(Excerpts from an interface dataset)
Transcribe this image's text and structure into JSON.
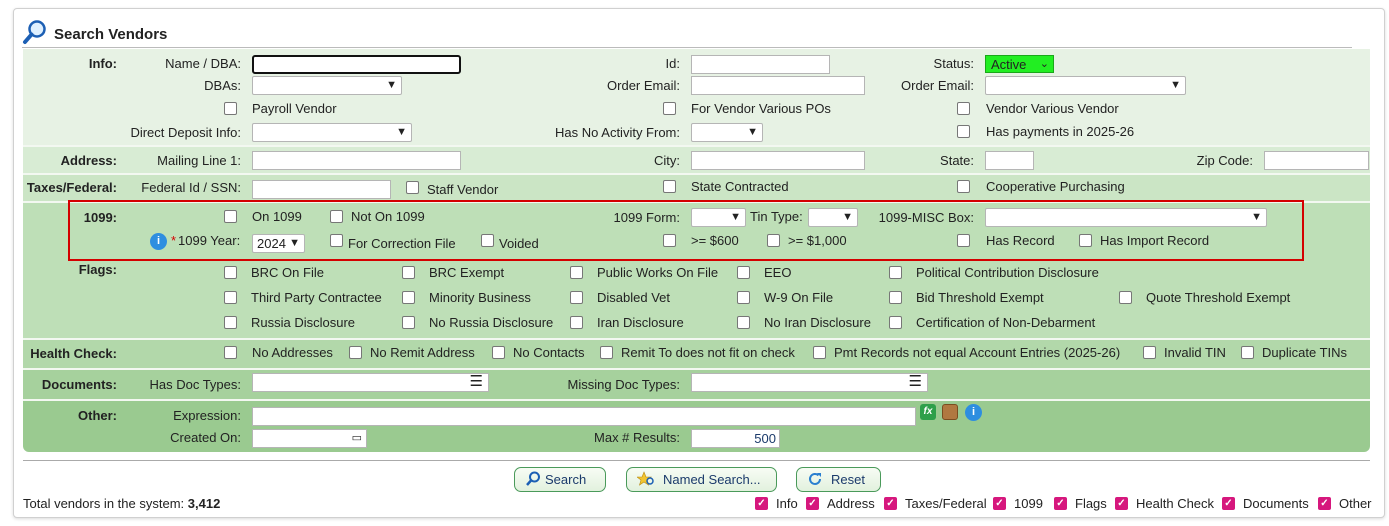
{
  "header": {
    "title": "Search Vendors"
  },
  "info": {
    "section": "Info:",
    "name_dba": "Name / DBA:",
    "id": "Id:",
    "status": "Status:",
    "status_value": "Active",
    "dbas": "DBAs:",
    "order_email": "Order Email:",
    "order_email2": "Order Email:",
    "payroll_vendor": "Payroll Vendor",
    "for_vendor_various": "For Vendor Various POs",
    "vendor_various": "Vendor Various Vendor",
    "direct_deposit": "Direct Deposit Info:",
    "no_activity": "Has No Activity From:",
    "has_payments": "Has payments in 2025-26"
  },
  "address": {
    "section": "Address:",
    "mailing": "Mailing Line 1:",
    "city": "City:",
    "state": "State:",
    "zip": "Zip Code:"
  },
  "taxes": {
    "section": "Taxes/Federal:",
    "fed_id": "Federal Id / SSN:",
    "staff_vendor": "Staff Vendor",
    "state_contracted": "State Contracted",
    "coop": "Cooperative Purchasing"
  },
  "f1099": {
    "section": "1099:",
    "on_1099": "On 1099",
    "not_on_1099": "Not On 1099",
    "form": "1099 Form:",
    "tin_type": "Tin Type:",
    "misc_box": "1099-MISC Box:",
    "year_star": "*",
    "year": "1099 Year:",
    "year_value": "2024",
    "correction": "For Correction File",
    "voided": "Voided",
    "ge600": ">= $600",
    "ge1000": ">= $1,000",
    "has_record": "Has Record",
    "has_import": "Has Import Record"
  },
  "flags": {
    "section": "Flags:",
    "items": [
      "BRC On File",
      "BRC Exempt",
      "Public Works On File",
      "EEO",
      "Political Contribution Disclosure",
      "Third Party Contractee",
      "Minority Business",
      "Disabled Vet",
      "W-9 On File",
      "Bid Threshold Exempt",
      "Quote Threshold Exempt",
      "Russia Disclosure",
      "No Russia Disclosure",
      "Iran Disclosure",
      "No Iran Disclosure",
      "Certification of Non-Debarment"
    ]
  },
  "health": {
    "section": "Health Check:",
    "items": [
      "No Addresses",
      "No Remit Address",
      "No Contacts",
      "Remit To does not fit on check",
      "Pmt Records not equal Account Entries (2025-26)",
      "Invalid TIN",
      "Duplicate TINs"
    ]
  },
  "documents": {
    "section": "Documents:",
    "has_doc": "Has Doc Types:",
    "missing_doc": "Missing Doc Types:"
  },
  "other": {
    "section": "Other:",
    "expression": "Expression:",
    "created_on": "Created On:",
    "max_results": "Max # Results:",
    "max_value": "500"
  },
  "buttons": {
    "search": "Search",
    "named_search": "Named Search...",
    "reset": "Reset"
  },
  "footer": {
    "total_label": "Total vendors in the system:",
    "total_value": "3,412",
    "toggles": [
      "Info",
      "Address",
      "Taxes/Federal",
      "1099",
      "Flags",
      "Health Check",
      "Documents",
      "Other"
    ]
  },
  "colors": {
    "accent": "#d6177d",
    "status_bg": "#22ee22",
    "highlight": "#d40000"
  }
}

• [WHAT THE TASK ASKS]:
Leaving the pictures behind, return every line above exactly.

• [EXERCISE OUTPUT]:
Transcribe this image's text and structure into JSON.
{
  "header": {
    "title": "Search Vendors"
  },
  "info": {
    "section": "Info:",
    "name_dba": "Name / DBA:",
    "id": "Id:",
    "status": "Status:",
    "status_value": "Active",
    "dbas": "DBAs:",
    "order_email": "Order Email:",
    "order_email2": "Order Email:",
    "payroll_vendor": "Payroll Vendor",
    "for_vendor_various": "For Vendor Various POs",
    "vendor_various": "Vendor Various Vendor",
    "direct_deposit": "Direct Deposit Info:",
    "no_activity": "Has No Activity From:",
    "has_payments": "Has payments in 2025-26"
  },
  "address": {
    "section": "Address:",
    "mailing": "Mailing Line 1:",
    "city": "City:",
    "state": "State:",
    "zip": "Zip Code:"
  },
  "taxes": {
    "section": "Taxes/Federal:",
    "fed_id": "Federal Id / SSN:",
    "staff_vendor": "Staff Vendor",
    "state_contracted": "State Contracted",
    "coop": "Cooperative Purchasing"
  },
  "f1099": {
    "section": "1099:",
    "on_1099": "On 1099",
    "not_on_1099": "Not On 1099",
    "form": "1099 Form:",
    "tin_type": "Tin Type:",
    "misc_box": "1099-MISC Box:",
    "year_star": "*",
    "year": "1099 Year:",
    "year_value": "2024",
    "correction": "For Correction File",
    "voided": "Voided",
    "ge600": ">= $600",
    "ge1000": ">= $1,000",
    "has_record": "Has Record",
    "has_import": "Has Import Record"
  },
  "flags": {
    "section": "Flags:",
    "items": [
      "BRC On File",
      "BRC Exempt",
      "Public Works On File",
      "EEO",
      "Political Contribution Disclosure",
      "Third Party Contractee",
      "Minority Business",
      "Disabled Vet",
      "W-9 On File",
      "Bid Threshold Exempt",
      "Quote Threshold Exempt",
      "Russia Disclosure",
      "No Russia Disclosure",
      "Iran Disclosure",
      "No Iran Disclosure",
      "Certification of Non-Debarment"
    ]
  },
  "health": {
    "section": "Health Check:",
    "items": [
      "No Addresses",
      "No Remit Address",
      "No Contacts",
      "Remit To does not fit on check",
      "Pmt Records not equal Account Entries (2025-26)",
      "Invalid TIN",
      "Duplicate TINs"
    ]
  },
  "documents": {
    "section": "Documents:",
    "has_doc": "Has Doc Types:",
    "missing_doc": "Missing Doc Types:"
  },
  "other": {
    "section": "Other:",
    "expression": "Expression:",
    "created_on": "Created On:",
    "max_results": "Max # Results:",
    "max_value": "500"
  },
  "buttons": {
    "search": "Search",
    "named_search": "Named Search...",
    "reset": "Reset"
  },
  "footer": {
    "total_label": "Total vendors in the system:",
    "total_value": "3,412",
    "toggles": [
      "Info",
      "Address",
      "Taxes/Federal",
      "1099",
      "Flags",
      "Health Check",
      "Documents",
      "Other"
    ]
  },
  "colors": {
    "accent": "#d6177d",
    "status_bg": "#22ee22",
    "highlight": "#d40000"
  }
}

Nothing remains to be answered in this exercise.